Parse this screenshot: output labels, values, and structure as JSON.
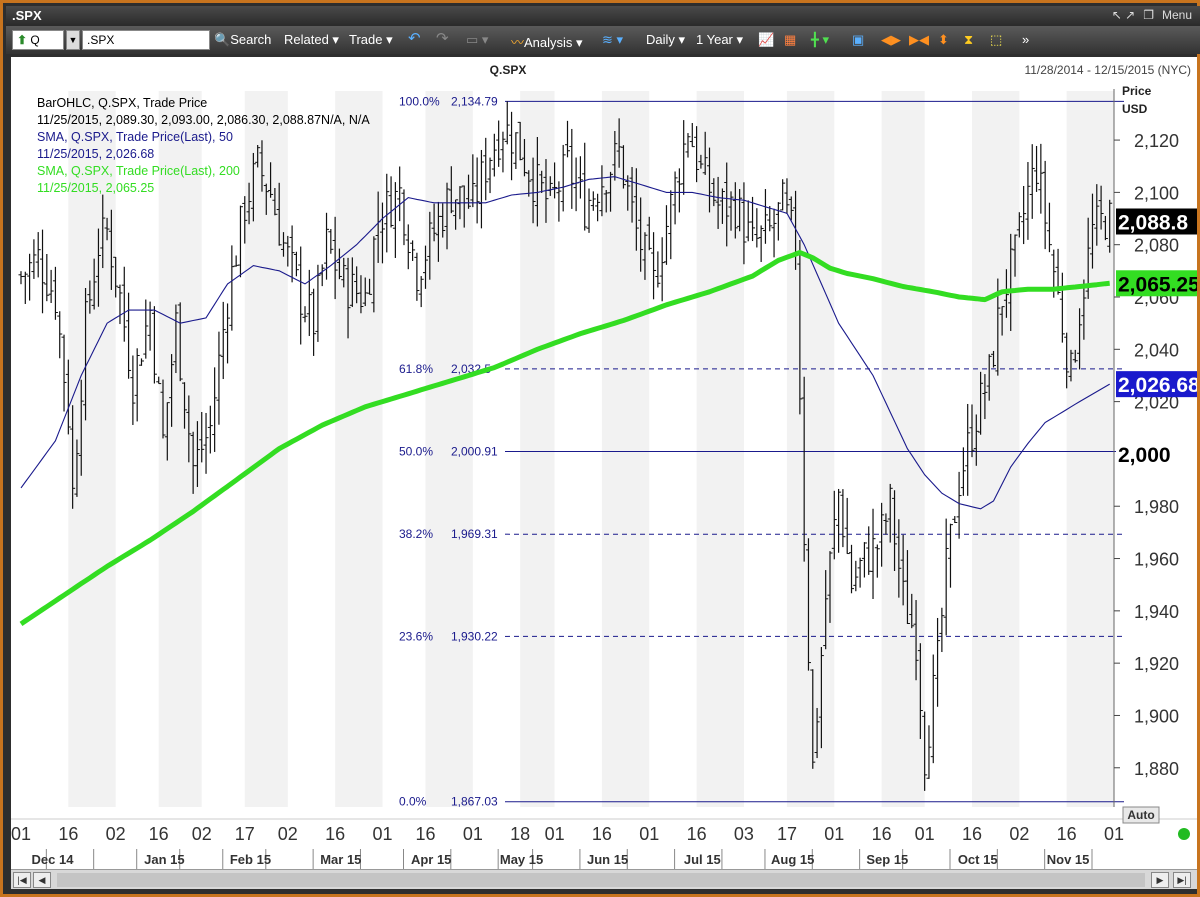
{
  "window": {
    "title": ".SPX",
    "controls": {
      "arrows": "↖ ↗",
      "restore": "❐",
      "menu": "Menu"
    }
  },
  "toolbar": {
    "symbol_prefix": "Q",
    "symbol_input": ".SPX",
    "search": "Search",
    "related": "Related",
    "trade": "Trade",
    "analysis": "Analysis",
    "interval": "Daily",
    "range": "1 Year"
  },
  "chart": {
    "symbol_title": "Q.SPX",
    "date_range": "11/28/2014 - 12/15/2015 (NYC)",
    "price_label": "Price",
    "currency_label": "USD",
    "auto_label": "Auto",
    "legend": [
      {
        "text": "BarOHLC, Q.SPX, Trade Price",
        "color": "#000000"
      },
      {
        "text": "11/25/2015, 2,089.30, 2,093.00, 2,086.30, 2,088.87N/A, N/A",
        "color": "#000000"
      },
      {
        "text": "SMA, Q.SPX, Trade Price(Last),  50",
        "color": "#1a1a8c"
      },
      {
        "text": "11/25/2015, 2,026.68",
        "color": "#1a1a8c"
      },
      {
        "text": "SMA, Q.SPX, Trade Price(Last),  200",
        "color": "#33dd22"
      },
      {
        "text": "11/25/2015, 2,065.25",
        "color": "#33dd22"
      }
    ],
    "badges": [
      {
        "text": "2,088.8",
        "value": 2088.87,
        "bg": "#000000",
        "fg": "#ffffff"
      },
      {
        "text": "2,065.25",
        "value": 2065.25,
        "bg": "#33dd22",
        "fg": "#000000"
      },
      {
        "text": "2,026.68",
        "value": 2026.68,
        "bg": "#1a1acc",
        "fg": "#ffffff"
      },
      {
        "text": "2,000",
        "value": 2000,
        "bg": "#ffffff",
        "fg": "#000000"
      }
    ]
  },
  "chart_data": {
    "type": "ohlc",
    "ylim": [
      1865,
      2138
    ],
    "y_ticks": [
      {
        "value": 1880,
        "label": "1,880"
      },
      {
        "value": 1900,
        "label": "1,900"
      },
      {
        "value": 1920,
        "label": "1,920"
      },
      {
        "value": 1940,
        "label": "1,940"
      },
      {
        "value": 1960,
        "label": "1,960"
      },
      {
        "value": 1980,
        "label": "1,980"
      },
      {
        "value": 2020,
        "label": "2,020"
      },
      {
        "value": 2040,
        "label": "2,040"
      },
      {
        "value": 2060,
        "label": "2,060"
      },
      {
        "value": 2080,
        "label": "2,080"
      },
      {
        "value": 2100,
        "label": "2,100"
      },
      {
        "value": 2120,
        "label": "2,120"
      }
    ],
    "x_ticks": [
      {
        "t": 0,
        "label": "01"
      },
      {
        "t": 11,
        "label": "16"
      },
      {
        "t": 22,
        "label": "02"
      },
      {
        "t": 32,
        "label": "16"
      },
      {
        "t": 42,
        "label": "02"
      },
      {
        "t": 52,
        "label": "17"
      },
      {
        "t": 62,
        "label": "02"
      },
      {
        "t": 73,
        "label": "16"
      },
      {
        "t": 84,
        "label": "01"
      },
      {
        "t": 94,
        "label": "16"
      },
      {
        "t": 105,
        "label": "01"
      },
      {
        "t": 116,
        "label": "18"
      },
      {
        "t": 124,
        "label": "01"
      },
      {
        "t": 135,
        "label": "16"
      },
      {
        "t": 146,
        "label": "01"
      },
      {
        "t": 157,
        "label": "16"
      },
      {
        "t": 168,
        "label": "03"
      },
      {
        "t": 178,
        "label": "17"
      },
      {
        "t": 189,
        "label": "01"
      },
      {
        "t": 200,
        "label": "16"
      },
      {
        "t": 210,
        "label": "01"
      },
      {
        "t": 221,
        "label": "16"
      },
      {
        "t": 232,
        "label": "02"
      },
      {
        "t": 243,
        "label": "16"
      },
      {
        "t": 254,
        "label": "01"
      }
    ],
    "months": [
      {
        "t": 5,
        "label": "Dec 14"
      },
      {
        "t": 31,
        "label": "Jan 15"
      },
      {
        "t": 51,
        "label": "Feb 15"
      },
      {
        "t": 72,
        "label": "Mar 15"
      },
      {
        "t": 93,
        "label": "Apr 15"
      },
      {
        "t": 114,
        "label": "May 15"
      },
      {
        "t": 134,
        "label": "Jun 15"
      },
      {
        "t": 156,
        "label": "Jul 15"
      },
      {
        "t": 177,
        "label": "Aug 15"
      },
      {
        "t": 199,
        "label": "Sep 15"
      },
      {
        "t": 220,
        "label": "Oct 15"
      },
      {
        "t": 241,
        "label": "Nov 15"
      }
    ],
    "fibonacci": [
      {
        "pct": "100.0%",
        "value": 2134.79,
        "label": "2,134.79",
        "style": "solid"
      },
      {
        "pct": "61.8%",
        "value": 2032.5,
        "label": "2,032.5",
        "style": "dashed"
      },
      {
        "pct": "50.0%",
        "value": 2000.91,
        "label": "2,000.91",
        "style": "solid"
      },
      {
        "pct": "38.2%",
        "value": 1969.31,
        "label": "1,969.31",
        "style": "dashed"
      },
      {
        "pct": "23.6%",
        "value": 1930.22,
        "label": "1,930.22",
        "style": "dashed"
      },
      {
        "pct": "0.0%",
        "value": 1867.03,
        "label": "1,867.03",
        "style": "solid"
      }
    ],
    "close_anchors": [
      [
        0,
        2068
      ],
      [
        4,
        2075
      ],
      [
        8,
        2060
      ],
      [
        11,
        2015
      ],
      [
        12,
        1985
      ],
      [
        15,
        2050
      ],
      [
        18,
        2080
      ],
      [
        20,
        2085
      ],
      [
        23,
        2060
      ],
      [
        26,
        2028
      ],
      [
        30,
        2055
      ],
      [
        33,
        2005
      ],
      [
        36,
        2050
      ],
      [
        40,
        1995
      ],
      [
        44,
        2010
      ],
      [
        48,
        2060
      ],
      [
        52,
        2095
      ],
      [
        55,
        2110
      ],
      [
        58,
        2100
      ],
      [
        61,
        2080
      ],
      [
        65,
        2060
      ],
      [
        68,
        2050
      ],
      [
        71,
        2080
      ],
      [
        75,
        2065
      ],
      [
        80,
        2060
      ],
      [
        83,
        2090
      ],
      [
        88,
        2100
      ],
      [
        92,
        2070
      ],
      [
        96,
        2085
      ],
      [
        100,
        2100
      ],
      [
        105,
        2095
      ],
      [
        109,
        2115
      ],
      [
        112,
        2125
      ],
      [
        115,
        2120
      ],
      [
        119,
        2105
      ],
      [
        123,
        2095
      ],
      [
        127,
        2110
      ],
      [
        131,
        2095
      ],
      [
        135,
        2105
      ],
      [
        139,
        2115
      ],
      [
        143,
        2085
      ],
      [
        147,
        2065
      ],
      [
        151,
        2095
      ],
      [
        155,
        2125
      ],
      [
        158,
        2108
      ],
      [
        162,
        2095
      ],
      [
        166,
        2095
      ],
      [
        170,
        2080
      ],
      [
        174,
        2085
      ],
      [
        177,
        2095
      ],
      [
        180,
        2080
      ],
      [
        182,
        1970
      ],
      [
        184,
        1880
      ],
      [
        187,
        1945
      ],
      [
        190,
        1985
      ],
      [
        193,
        1950
      ],
      [
        196,
        1960
      ],
      [
        199,
        1965
      ],
      [
        202,
        1980
      ],
      [
        205,
        1945
      ],
      [
        208,
        1930
      ],
      [
        210,
        1885
      ],
      [
        213,
        1920
      ],
      [
        215,
        1955
      ],
      [
        218,
        1990
      ],
      [
        222,
        2015
      ],
      [
        225,
        2030
      ],
      [
        228,
        2060
      ],
      [
        231,
        2075
      ],
      [
        234,
        2100
      ],
      [
        236,
        2110
      ],
      [
        239,
        2080
      ],
      [
        242,
        2050
      ],
      [
        244,
        2030
      ],
      [
        246,
        2055
      ],
      [
        249,
        2085
      ],
      [
        252,
        2090
      ],
      [
        253,
        2089
      ]
    ],
    "sma50": [
      [
        0,
        1987
      ],
      [
        8,
        2005
      ],
      [
        14,
        2030
      ],
      [
        20,
        2050
      ],
      [
        25,
        2055
      ],
      [
        31,
        2055
      ],
      [
        37,
        2050
      ],
      [
        43,
        2052
      ],
      [
        48,
        2065
      ],
      [
        54,
        2072
      ],
      [
        60,
        2070
      ],
      [
        66,
        2065
      ],
      [
        72,
        2072
      ],
      [
        78,
        2080
      ],
      [
        84,
        2090
      ],
      [
        90,
        2098
      ],
      [
        96,
        2096
      ],
      [
        102,
        2096
      ],
      [
        108,
        2096
      ],
      [
        114,
        2099
      ],
      [
        120,
        2100
      ],
      [
        126,
        2102
      ],
      [
        132,
        2105
      ],
      [
        138,
        2106
      ],
      [
        144,
        2103
      ],
      [
        150,
        2100
      ],
      [
        156,
        2100
      ],
      [
        162,
        2098
      ],
      [
        168,
        2097
      ],
      [
        174,
        2094
      ],
      [
        178,
        2092
      ],
      [
        182,
        2080
      ],
      [
        186,
        2065
      ],
      [
        190,
        2050
      ],
      [
        194,
        2040
      ],
      [
        198,
        2030
      ],
      [
        202,
        2016
      ],
      [
        206,
        2002
      ],
      [
        210,
        1992
      ],
      [
        214,
        1985
      ],
      [
        218,
        1981
      ],
      [
        223,
        1979
      ],
      [
        226,
        1982
      ],
      [
        230,
        1995
      ],
      [
        234,
        2004
      ],
      [
        238,
        2012
      ],
      [
        242,
        2016
      ],
      [
        246,
        2020
      ],
      [
        253,
        2026.68
      ]
    ],
    "sma200": [
      [
        0,
        1935
      ],
      [
        10,
        1946
      ],
      [
        20,
        1957
      ],
      [
        30,
        1967
      ],
      [
        40,
        1978
      ],
      [
        50,
        1990
      ],
      [
        60,
        2002
      ],
      [
        70,
        2011
      ],
      [
        80,
        2018
      ],
      [
        90,
        2023
      ],
      [
        100,
        2028
      ],
      [
        110,
        2033
      ],
      [
        120,
        2040
      ],
      [
        130,
        2046
      ],
      [
        140,
        2051
      ],
      [
        150,
        2057
      ],
      [
        160,
        2062
      ],
      [
        170,
        2068
      ],
      [
        176,
        2074
      ],
      [
        181,
        2077
      ],
      [
        184,
        2075
      ],
      [
        188,
        2071
      ],
      [
        192,
        2069
      ],
      [
        198,
        2067
      ],
      [
        205,
        2064
      ],
      [
        212,
        2062
      ],
      [
        218,
        2060
      ],
      [
        224,
        2059
      ],
      [
        228,
        2062
      ],
      [
        234,
        2063
      ],
      [
        240,
        2063
      ],
      [
        246,
        2064
      ],
      [
        253,
        2065.25
      ]
    ],
    "n_bars": 254
  }
}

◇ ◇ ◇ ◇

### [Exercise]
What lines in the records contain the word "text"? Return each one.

### [Solved exercise]
        "text": "BarOHLC, Q.SPX, Trade Price",
        "text": "11/25/2015, 2,089.30, 2,093.00, 2,086.30, 2,088.87N/A, N/A",
        "text": "SMA, Q.SPX, Trade Price(Last),  50",
        "text": "11/25/2015, 2,026.68",
        "text": "SMA, Q.SPX, Trade Price(Last),  200",
        "text": "11/25/2015, 2,065.25",
        "text": "2,088.8",
        "text": "2,065.25",
        "text": "2,026.68",
        "text": "2,000",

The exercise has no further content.